Assigned task: Search the data for "number". Each line containing it is to be copied.
------
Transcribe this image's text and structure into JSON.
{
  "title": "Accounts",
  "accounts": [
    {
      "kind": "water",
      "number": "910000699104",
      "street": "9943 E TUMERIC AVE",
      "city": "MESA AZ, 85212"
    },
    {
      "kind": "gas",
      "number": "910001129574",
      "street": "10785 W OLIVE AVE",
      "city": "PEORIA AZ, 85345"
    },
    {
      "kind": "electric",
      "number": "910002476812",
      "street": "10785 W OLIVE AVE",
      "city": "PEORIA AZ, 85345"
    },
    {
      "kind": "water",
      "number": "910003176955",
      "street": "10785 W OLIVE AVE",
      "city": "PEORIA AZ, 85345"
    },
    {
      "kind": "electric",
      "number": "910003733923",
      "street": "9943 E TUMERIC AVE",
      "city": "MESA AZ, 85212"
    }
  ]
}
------
Exercise solution:
      "number": "910000699104",
      "number": "910001129574",
      "number": "910002476812",
      "number": "910003176955",
      "number": "910003733923",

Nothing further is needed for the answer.